Secondly, as Biden has emphasized for the United States, replacing the world’s entire fossil fuel infrastructure with “clean technology” over the next 30-40 years creates a new market of colossal dimensions – assuming that the nations and populations are able to pay for it.
Thirdly, immense amounts of financial capital have already been committed to the expectation of radical climate policies. CO2 emissions are being monetized and a vast financial machinery created, tying asset valuations to parameters such as “carbon intensity” and “sustainability indices.”
Climate projections are being built into long-term risk strategies and the premium structures of insurance companies. The volume of carbon trade is growing exponentially and, with it, the market for climate-linked financial instruments such as green bonds (already at $500 billion) and other so-called green assets.
Thereby, climate policy becomes a powerful instrument for shaping global investment patterns and financial flows. In his 2020 “Open Letter to CEOs” Larry Fink, the Chairman of the world’s largest asset management company, BlackRock, declared: “I believe we are on the edge of a fundamental reshaping of finance.”
In the meantime BlackRock, several of whose executives have been named to high positions in the Biden Administration, announced that it is making climate change central to its investment strategy for 2021.
Thus, in all probability the Biden Administration will indeed pursue the radical course announced during his campaign and signaled by initial executive orders.
What will that mean?
From the positive side, I have reason to expect that areas of science and technology that are critically important for the future – nuclear fission and fusion, new materials, hydrogen technologies, high-density energy storage, applications of high temperature superconductivity and much more – will receive greater support under the new administration, than has been the case under preceding ones.
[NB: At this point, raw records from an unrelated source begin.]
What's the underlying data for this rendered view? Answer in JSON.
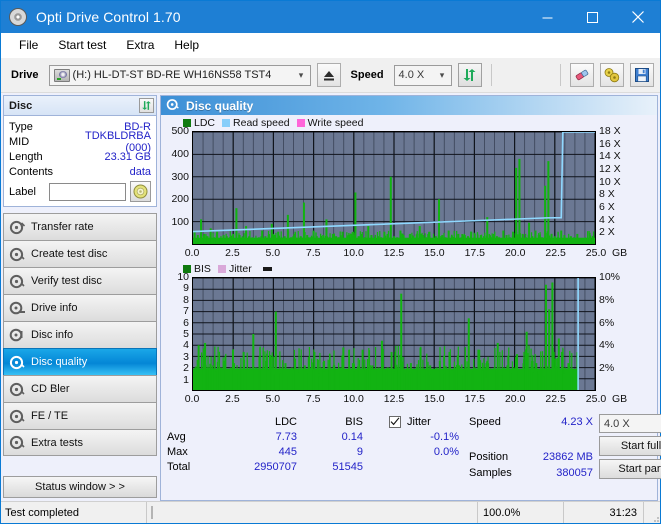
{
  "window": {
    "title": "Opti Drive Control 1.70",
    "icon": "disc-icon",
    "minimize": "minimize",
    "maximize": "maximize",
    "close": "close"
  },
  "menu": [
    "File",
    "Start test",
    "Extra",
    "Help"
  ],
  "toolbar": {
    "drive_label": "Drive",
    "drive_value": "(H:)  HL-DT-ST BD-RE  WH16NS58 TST4",
    "eject_icon": "eject-icon",
    "speed_label": "Speed",
    "speed_value": "4.0 X",
    "refresh_icon": "refresh-icon",
    "erase_icon": "eraser-icon",
    "tools_icon": "cymbals-icon",
    "save_icon": "save-icon"
  },
  "disc_panel": {
    "title": "Disc",
    "refresh_icon": "refresh-icon",
    "rows": [
      {
        "key": "Type",
        "value": "BD-R"
      },
      {
        "key": "MID",
        "value": "TDKBLDRBA (000)"
      },
      {
        "key": "Length",
        "value": "23.31 GB"
      },
      {
        "key": "Contents",
        "value": "data"
      }
    ],
    "label_key": "Label",
    "label_value": "",
    "label_button_icon": "disc-icon"
  },
  "sidebar": {
    "items": [
      {
        "label": "Transfer rate",
        "active": false
      },
      {
        "label": "Create test disc",
        "active": false
      },
      {
        "label": "Verify test disc",
        "active": false
      },
      {
        "label": "Drive info",
        "active": false
      },
      {
        "label": "Disc info",
        "active": false
      },
      {
        "label": "Disc quality",
        "active": true
      },
      {
        "label": "CD Bler",
        "active": false
      },
      {
        "label": "FE / TE",
        "active": false
      },
      {
        "label": "Extra tests",
        "active": false
      }
    ],
    "status_window": "Status window > >"
  },
  "main": {
    "title": "Disc quality",
    "icon": "disc-quality-icon"
  },
  "chart_data": [
    {
      "type": "bar",
      "name": "ldc-chart",
      "title": "",
      "legend": [
        {
          "label": "LDC",
          "color": "#0f7a0f"
        },
        {
          "label": "Read speed",
          "color": "#87cefa"
        },
        {
          "label": "Write speed",
          "color": "#ff66d9"
        }
      ],
      "xlabel": "GB",
      "x_ticks": [
        "0.0",
        "2.5",
        "5.0",
        "7.5",
        "10.0",
        "12.5",
        "15.0",
        "17.5",
        "20.0",
        "22.5",
        "25.0"
      ],
      "xlim": [
        0,
        25
      ],
      "ylabel_left": "",
      "y_ticks_left": [
        "100",
        "200",
        "300",
        "400",
        "500"
      ],
      "ylim_left": [
        0,
        500
      ],
      "ylabel_right": "",
      "y_ticks_right": [
        "2 X",
        "4 X",
        "6 X",
        "8 X",
        "10 X",
        "12 X",
        "14 X",
        "16 X",
        "18 X"
      ],
      "ylim_right": [
        0,
        18
      ],
      "grid": true,
      "plot_bg": "#6b7893",
      "series": [
        {
          "name": "LDC",
          "color": "#12b312",
          "x": [
            0.1,
            0.3,
            0.5,
            0.7,
            0.9,
            1.1,
            1.3,
            1.5,
            1.7,
            1.9,
            2.1,
            2.3,
            2.5,
            2.7,
            2.9,
            3.1,
            3.3,
            3.5,
            3.7,
            3.9,
            4.1,
            4.3,
            4.5,
            4.7,
            4.9,
            5.1,
            5.3,
            5.5,
            5.7,
            5.9,
            6.1,
            6.3,
            6.5,
            6.7,
            6.9,
            7.1,
            7.3,
            7.5,
            7.7,
            7.9,
            8.1,
            8.3,
            8.5,
            8.7,
            8.9,
            9.1,
            9.3,
            9.5,
            9.7,
            9.9,
            10.1,
            10.3,
            10.5,
            10.7,
            10.9,
            11.1,
            11.3,
            11.5,
            11.7,
            11.9,
            12.1,
            12.3,
            12.5,
            12.7,
            12.9,
            13.1,
            13.3,
            13.5,
            13.7,
            13.9,
            14.1,
            14.3,
            14.5,
            14.7,
            14.9,
            15.1,
            15.3,
            15.5,
            15.7,
            15.9,
            16.1,
            16.3,
            16.5,
            16.7,
            16.9,
            17.1,
            17.3,
            17.5,
            17.7,
            17.9,
            18.1,
            18.3,
            18.5,
            18.7,
            18.9,
            19.1,
            19.3,
            19.5,
            19.7,
            19.9,
            20.1,
            20.3,
            20.5,
            20.7,
            20.9,
            21.1,
            21.3,
            21.5,
            21.7,
            21.9,
            22.1,
            22.3,
            22.5,
            22.7,
            22.9,
            23.1,
            23.3,
            23.5,
            23.7,
            23.9
          ],
          "values": [
            60,
            40,
            110,
            45,
            35,
            70,
            30,
            55,
            25,
            40,
            35,
            30,
            45,
            160,
            40,
            30,
            80,
            35,
            30,
            25,
            30,
            60,
            35,
            30,
            90,
            40,
            55,
            30,
            35,
            130,
            30,
            45,
            25,
            35,
            185,
            40,
            30,
            60,
            35,
            25,
            40,
            110,
            30,
            45,
            35,
            30,
            55,
            25,
            40,
            30,
            230,
            35,
            45,
            30,
            80,
            40,
            25,
            35,
            30,
            55,
            45,
            300,
            35,
            30,
            60,
            40,
            25,
            45,
            35,
            30,
            80,
            40,
            30,
            55,
            25,
            35,
            200,
            40,
            30,
            60,
            35,
            25,
            45,
            30,
            40,
            35,
            55,
            30,
            25,
            40,
            35,
            120,
            30,
            45,
            35,
            25,
            60,
            40,
            30,
            55,
            340,
            380,
            45,
            30,
            95,
            35,
            60,
            40,
            30,
            260,
            370,
            45,
            35,
            30,
            60,
            40,
            25,
            35,
            30,
            45
          ]
        },
        {
          "name": "Read speed",
          "color": "#8fd8ff",
          "x": [
            0,
            1,
            2,
            3,
            4,
            5,
            6,
            7,
            8,
            9,
            10,
            11,
            12,
            13,
            14,
            15,
            16,
            17,
            18,
            19,
            20,
            21,
            22,
            22.9,
            23.0,
            23.1,
            25
          ],
          "values": [
            2.0,
            2.1,
            2.2,
            2.3,
            2.4,
            2.5,
            2.6,
            2.7,
            2.8,
            2.9,
            3.0,
            3.1,
            3.2,
            3.3,
            3.4,
            3.5,
            3.6,
            3.7,
            3.8,
            3.9,
            4.0,
            4.1,
            4.2,
            4.23,
            18,
            18,
            18
          ]
        }
      ]
    },
    {
      "type": "bar",
      "name": "bis-chart",
      "title": "",
      "legend": [
        {
          "label": "BIS",
          "color": "#0f7a0f"
        },
        {
          "label": "Jitter",
          "color": "#d9a8d9"
        }
      ],
      "xlabel": "GB",
      "x_ticks": [
        "0.0",
        "2.5",
        "5.0",
        "7.5",
        "10.0",
        "12.5",
        "15.0",
        "17.5",
        "20.0",
        "22.5",
        "25.0"
      ],
      "xlim": [
        0,
        25
      ],
      "y_ticks_left": [
        "1",
        "2",
        "3",
        "4",
        "5",
        "6",
        "7",
        "8",
        "9",
        "10"
      ],
      "ylim_left": [
        0,
        10
      ],
      "y_ticks_right": [
        "2%",
        "4%",
        "6%",
        "8%",
        "10%"
      ],
      "ylim_right": [
        0,
        10
      ],
      "grid": true,
      "plot_bg": "#6b7893",
      "series": [
        {
          "name": "BIS",
          "color": "#12b312",
          "x": [
            0.15,
            0.35,
            0.55,
            0.75,
            0.95,
            1.15,
            1.35,
            1.55,
            1.75,
            1.95,
            2.15,
            2.35,
            2.55,
            2.75,
            2.95,
            3.15,
            3.35,
            3.55,
            3.75,
            3.95,
            4.15,
            4.35,
            4.55,
            4.75,
            4.95,
            5.15,
            5.35,
            5.55,
            5.75,
            5.95,
            6.15,
            6.35,
            6.55,
            6.75,
            6.95,
            7.15,
            7.35,
            7.55,
            7.75,
            7.95,
            8.15,
            8.35,
            8.55,
            8.75,
            8.95,
            9.15,
            9.35,
            9.55,
            9.75,
            9.95,
            10.15,
            10.35,
            10.55,
            10.75,
            10.95,
            11.15,
            11.35,
            11.55,
            11.75,
            11.95,
            12.15,
            12.35,
            12.55,
            12.75,
            12.95,
            13.15,
            13.35,
            13.55,
            13.75,
            13.95,
            14.15,
            14.35,
            14.55,
            14.75,
            14.95,
            15.15,
            15.35,
            15.55,
            15.75,
            15.95,
            16.15,
            16.35,
            16.55,
            16.75,
            16.95,
            17.15,
            17.35,
            17.55,
            17.75,
            17.95,
            18.15,
            18.35,
            18.55,
            18.75,
            18.95,
            19.15,
            19.35,
            19.55,
            19.75,
            19.95,
            20.15,
            20.35,
            20.55,
            20.75,
            20.95,
            21.15,
            21.35,
            21.55,
            21.75,
            21.95,
            22.15,
            22.35,
            22.55,
            22.75,
            22.95,
            23.15,
            23.35,
            23.55,
            23.75,
            23.95
          ],
          "values": [
            2,
            4,
            1.8,
            4.2,
            2,
            1.6,
            3,
            1.8,
            2,
            2.6,
            1.8,
            2,
            2.4,
            1.6,
            2,
            3.4,
            1.6,
            2,
            5,
            2,
            1.8,
            2,
            2.6,
            1.8,
            2,
            7,
            1.8,
            2,
            2.4,
            1.6,
            2,
            2.8,
            1.6,
            2,
            2.2,
            1.8,
            2,
            3.4,
            1.6,
            2,
            2.6,
            1.8,
            2,
            2.2,
            1.6,
            2,
            3.8,
            1.6,
            2,
            2.4,
            1.8,
            2,
            3.6,
            1.6,
            2,
            2.2,
            1.8,
            2,
            4.4,
            1.6,
            2,
            3.4,
            1.8,
            2,
            8.6,
            1.6,
            2,
            2.4,
            1.8,
            2,
            3.8,
            1.6,
            2,
            2.2,
            1.8,
            2,
            2.6,
            1.6,
            2,
            3.4,
            1.8,
            2,
            2.2,
            1.6,
            2,
            6.4,
            1.8,
            2,
            3.6,
            1.6,
            2,
            2.4,
            1.8,
            2,
            4.2,
            1.6,
            2,
            2.2,
            1.8,
            2,
            3.2,
            1.6,
            2,
            5.2,
            1.8,
            2,
            2.4,
            1.6,
            2,
            9.4,
            7.2,
            9.6,
            2.8,
            4.6,
            3.4,
            2,
            2.4,
            1.8
          ]
        }
      ]
    }
  ],
  "stats": {
    "headers": {
      "ldc": "LDC",
      "bis": "BIS"
    },
    "rows": [
      {
        "key": "Avg",
        "ldc": "7.73",
        "bis": "0.14"
      },
      {
        "key": "Max",
        "ldc": "445",
        "bis": "9"
      },
      {
        "key": "Total",
        "ldc": "2950707",
        "bis": "51545"
      }
    ],
    "jitter_label": "Jitter",
    "jitter_checked": true,
    "jitter_avg": "-0.1%",
    "jitter_max": "0.0%"
  },
  "right_panel": {
    "speed_key": "Speed",
    "speed_value": "4.23 X",
    "position_key": "Position",
    "position_value": "23862 MB",
    "samples_key": "Samples",
    "samples_value": "380057",
    "speed_select": "4.0 X",
    "start_full": "Start full",
    "start_part": "Start part"
  },
  "statusbar": {
    "message": "Test completed",
    "progress_percent": 100.0,
    "progress_text": "100.0%",
    "elapsed": "31:23"
  }
}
This is a crucial point. Leaving many other factors aside, the choice of technologies employed in the promised rebuilding of US infrastructure – assuming it actually occurs – will have a decisive impact on whether Biden’s climate-pivoted economic policy will benefit the nation or lead to disaster.
Following this introductory article no. 1, further installments in the series will take up the following concerns:
- Green imperialism: Is the Biden Administration turning the climate issue into a vehicle for great-power geopolitics?
- Will Biden’s climate policy serve, defacto, as a vehicle for financial interests that are positioning themselves to profit from the tectonic shifts in global financial flows, arising from a forced move away from fossil fuels? Is this a “BlackRock Administration”?
- Will overheated climate measures set the stage for a financial crisis? Major bets are being placed on the future of the world energy system, and market stability faces the dual menaces of a “green bubble” of climate-linked financial assets and a “carbon bubble” of potentially worthless fossil fuel assets.
- Consider the risk of a California-like horror scenario: economically ruinous over-expansion of so-called renewable energy sources and ideologically-driven environmentalist measures, leading to exploding energy prices, blackouts, economic austerity, productivity losses and growing poverty. Will ill-conceived climate measures generate a political backlash and a resurgence of the Republicans, at latest by the 2024 Presidential elections?
- Will the United States descend into economic and social crisis when the temporary, government money injections-induced “high” begins to wear off?
- What’s the danger that ill-conceived measures by the Biden Administration, in the name of saving the planet, will undermine the capability of the United States and other nations to cope with climate changes in the future?
- At the end I shall make some remarks concerning what a rational approach to the climate issue would look like.
Jonathan Tennenbaum received his PhD in mathematics from the University of California in 1973 at age 22. Also a physicist, linguist and pianist, he is a former editor of FUSION magazine. He lives in Berlin and travels frequently to Asia and elsewhere, consulting on economics, science and technology.